LISBON – Portugal’s coronavirus curve has flattened but the good news is still not enough for the country to lift lockdown measures and reopen its tourism-dependent, export-oriented economy, government ministers said on Wednesday.
Portugal has so far reported 18,091 cases and 599 deaths, far below more populous Spain, where more than 18,000 people have died. Health Secretary Antonio Sales said Portugal’s coronavirus death rate is 5.5% per 100,000 people, lower than in most European nations.
Sales said told a news conference the curve flattened due to the “excellent behaviour and civism of the Portuguese people” who obeyed lockdown rules imposed by the government from March 18.
Portuguese President Marcelo Rebelo de Sousa will extend the nationwide lockdown until May 1.
Though the developments are positive, Prime Minister Antonio Costa said earlier on Wednesday the time to “gradually and progressively” reopen the economy had yet to come.
“We can only resume activities when we have the needed certainty and comfort, and sufficient confidence in society, that by reopening it we don’t increase the risk of contamination beyond what is controllable,” Costa told RTP television.
The massive gap in the number of cases and mortality rate between Portugal and other countries is hard to explain. Some experts and doctors have pointed to the fact that Portugal restricted movement of people early on, when cases were still in their hundreds and with just two deaths.
Costa made his comments a day after the International Monetary Fund (IMF) said that Portugal’s economy will contract by 8% this year, way above the central bank’s predictions last month of a drop between 3.7% and 5.7%.
Speaking at an online conference organised by daily Jornal de Negocios, Economy Minister Pedro Siza Vieira said the second quarter of this year will be the “toughest in our economic history”.

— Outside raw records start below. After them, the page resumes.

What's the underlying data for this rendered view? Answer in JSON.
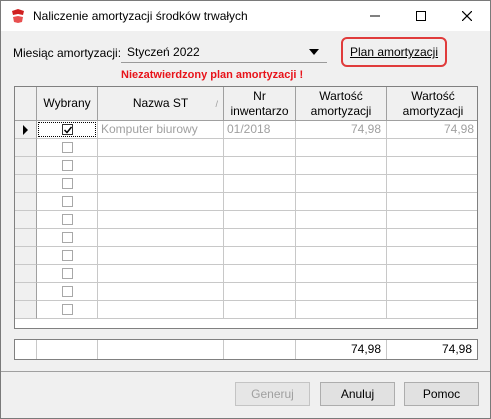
{
  "window": {
    "title": "Naliczenie amortyzacji środków trwałych",
    "controls": [
      "minimize-icon",
      "maximize-icon",
      "close-icon"
    ]
  },
  "month": {
    "label": "Miesiąc amortyzacji:",
    "value": "Styczeń 2022"
  },
  "plan_button": {
    "label": "Plan amortyzacji"
  },
  "warning": {
    "text": "Niezatwierdzony plan amortyzacji !",
    "color": "#e8131a"
  },
  "table": {
    "headers": {
      "selected": "Wybrany",
      "name": "Nazwa ST",
      "inv_line1": "Nr",
      "inv_line2": "inwentarzo",
      "val1_line1": "Wartość",
      "val1_line2": "amortyzacji",
      "val2_line1": "Wartość",
      "val2_line2": "amortyzacji"
    },
    "rows": [
      {
        "checked": true,
        "name": "Komputer biurowy",
        "inventory_no": "01/2018",
        "value1": "74,98",
        "value2": "74,98"
      },
      {
        "checked": false,
        "name": "",
        "inventory_no": "",
        "value1": "",
        "value2": ""
      },
      {
        "checked": false,
        "name": "",
        "inventory_no": "",
        "value1": "",
        "value2": ""
      },
      {
        "checked": false,
        "name": "",
        "inventory_no": "",
        "value1": "",
        "value2": ""
      },
      {
        "checked": false,
        "name": "",
        "inventory_no": "",
        "value1": "",
        "value2": ""
      },
      {
        "checked": false,
        "name": "",
        "inventory_no": "",
        "value1": "",
        "value2": ""
      },
      {
        "checked": false,
        "name": "",
        "inventory_no": "",
        "value1": "",
        "value2": ""
      },
      {
        "checked": false,
        "name": "",
        "inventory_no": "",
        "value1": "",
        "value2": ""
      },
      {
        "checked": false,
        "name": "",
        "inventory_no": "",
        "value1": "",
        "value2": ""
      },
      {
        "checked": false,
        "name": "",
        "inventory_no": "",
        "value1": "",
        "value2": ""
      },
      {
        "checked": false,
        "name": "",
        "inventory_no": "",
        "value1": "",
        "value2": ""
      }
    ],
    "totals": {
      "value1": "74,98",
      "value2": "74,98"
    }
  },
  "buttons": {
    "generate": "Generuj",
    "cancel": "Anuluj",
    "help": "Pomoc"
  }
}
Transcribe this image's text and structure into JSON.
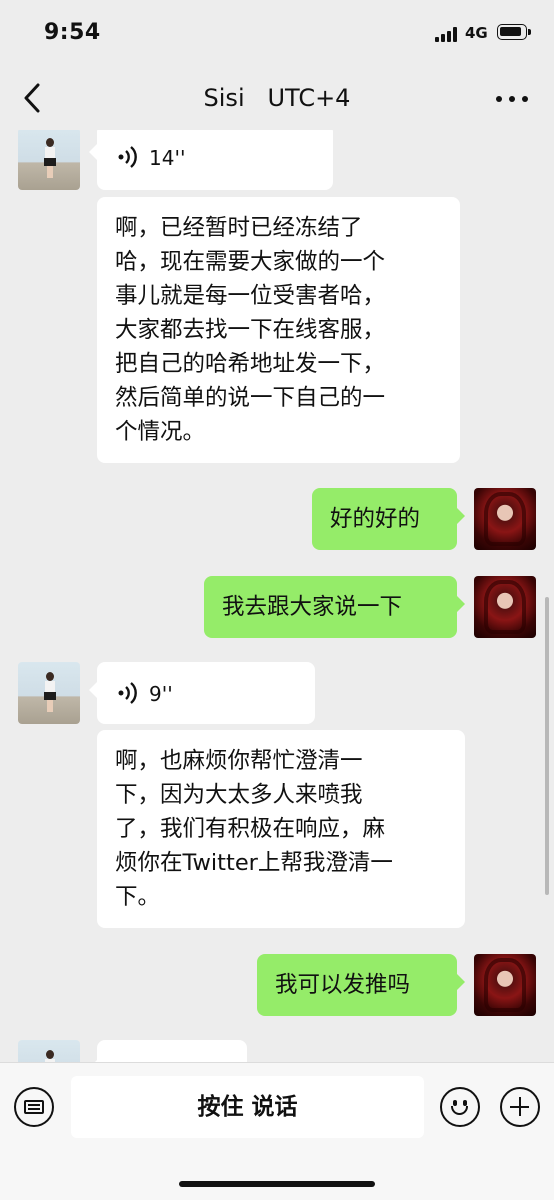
{
  "status": {
    "time": "9:54",
    "network": "4G"
  },
  "header": {
    "title": "Sisi   UTC+4"
  },
  "messages": [
    {
      "id": "m1",
      "side": "left",
      "type": "voice",
      "duration": "14''"
    },
    {
      "id": "m2",
      "side": "left",
      "type": "text",
      "text": "啊，已经暂时已经冻结了\n哈，现在需要大家做的一个\n事儿就是每一位受害者哈，\n大家都去找一下在线客服，\n把自己的哈希地址发一下，\n然后简单的说一下自己的一\n个情况。"
    },
    {
      "id": "m3",
      "side": "right",
      "type": "text",
      "text": "好的好的"
    },
    {
      "id": "m4",
      "side": "right",
      "type": "text",
      "text": "我去跟大家说一下"
    },
    {
      "id": "m5",
      "side": "left",
      "type": "voice",
      "duration": "9''"
    },
    {
      "id": "m6",
      "side": "left",
      "type": "text",
      "text": "啊，也麻烦你帮忙澄清一\n下，因为大太多人来喷我\n了，我们有积极在响应，麻\n烦你在Twitter上帮我澄清一\n下。"
    },
    {
      "id": "m7",
      "side": "right",
      "type": "text",
      "text": "我可以发推吗"
    }
  ],
  "input_bar": {
    "hold_to_talk": "按住 说话"
  }
}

The month of April will be “the worst of all” but signs of recovery could start appearing in May, he said.
The unemployment rate that has been falling for several years as the country slowly recovered from a severe debt crisis, should more than double to 13.9% this year, the IMF said, expecting the budget deficit to spike to 7.1% after a surplus of 0.2% in 2019 – Portugal’s first in 45 years of democracy.

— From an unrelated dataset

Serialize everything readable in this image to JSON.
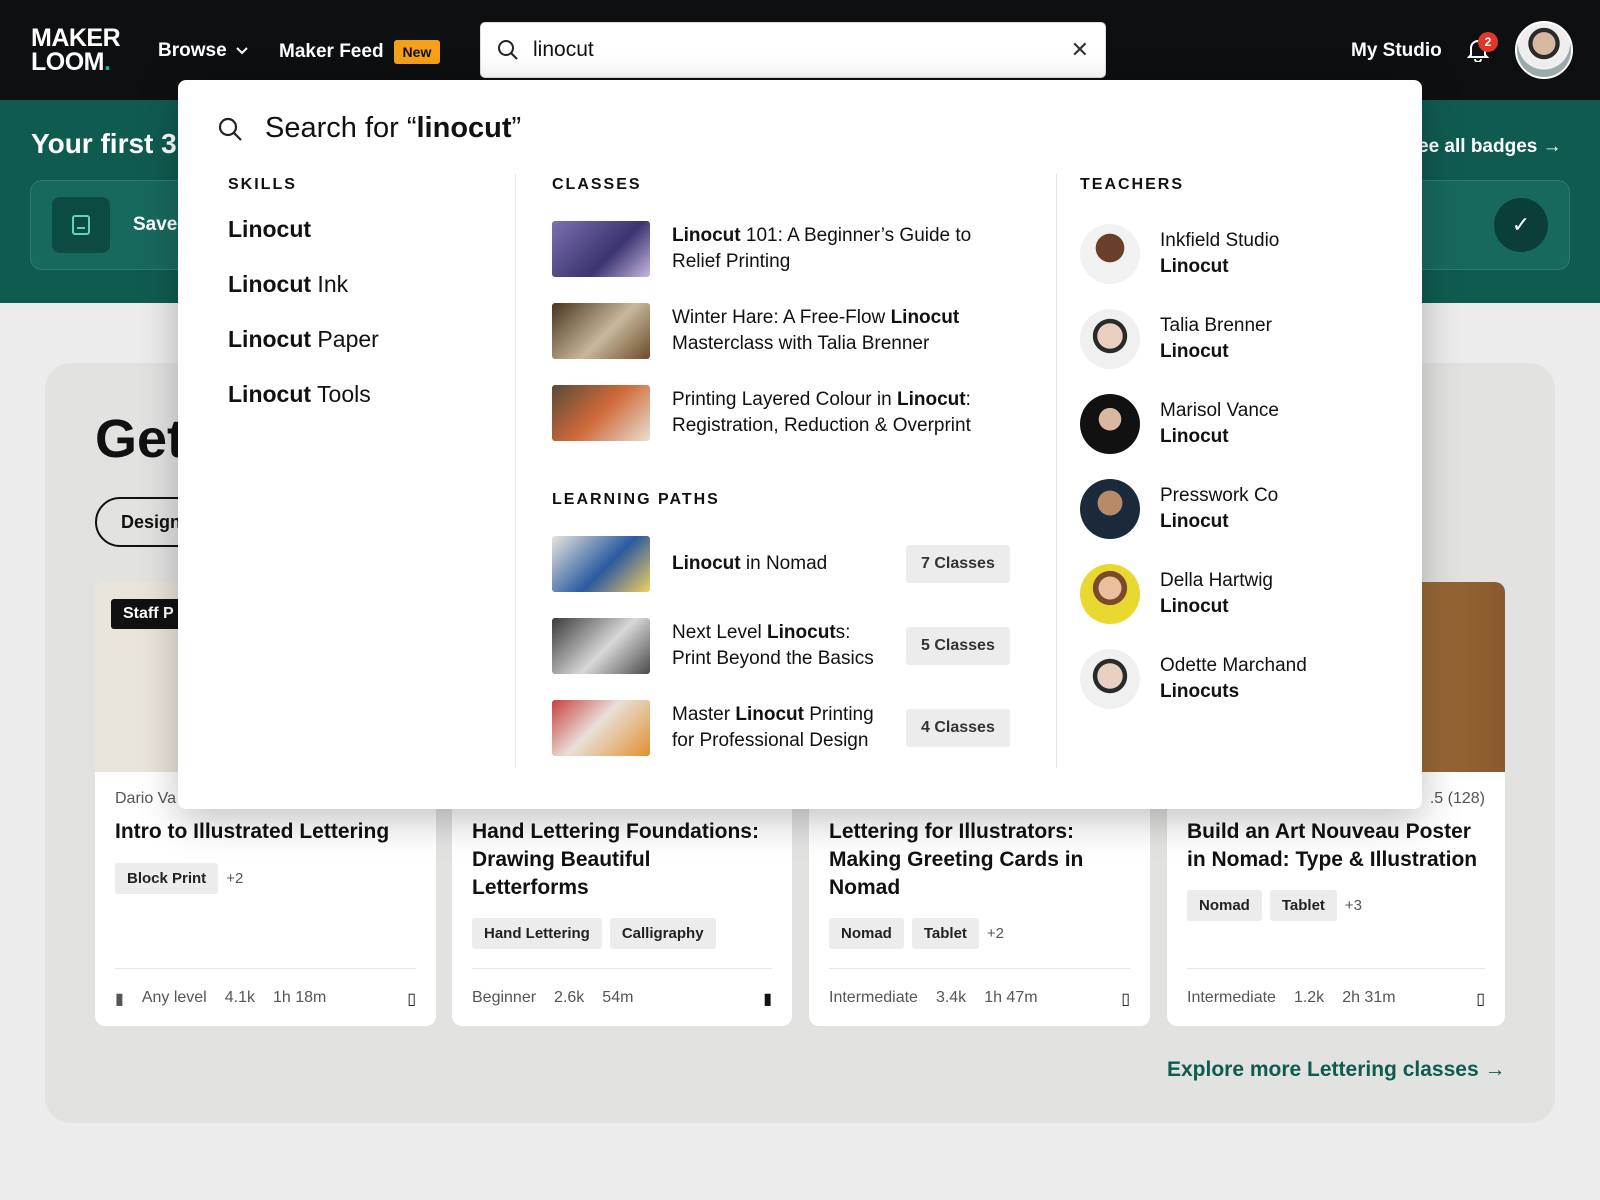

Public debt will skyrocket to a record of 135% of GDP in 2020, compared to 118% last year, the Fund said.
“We know that some companies will fall by the wayside and there are jobs that will be irretrievably lost,” Siza Vieira said.
The impact of the outbreak on Portugal’s economy has already hit various sectors, from the booming tourism industry to car firms.
Portugal’s Automotive Trade Association ACAP said on Wednesday that between April 1 to 14 the country’s car market fell 86% to 838 sales compared to 6,208 during the same period last year.
“The automotive sector is undoubtedly one of the most affected by this serious crisis,” ACAP said.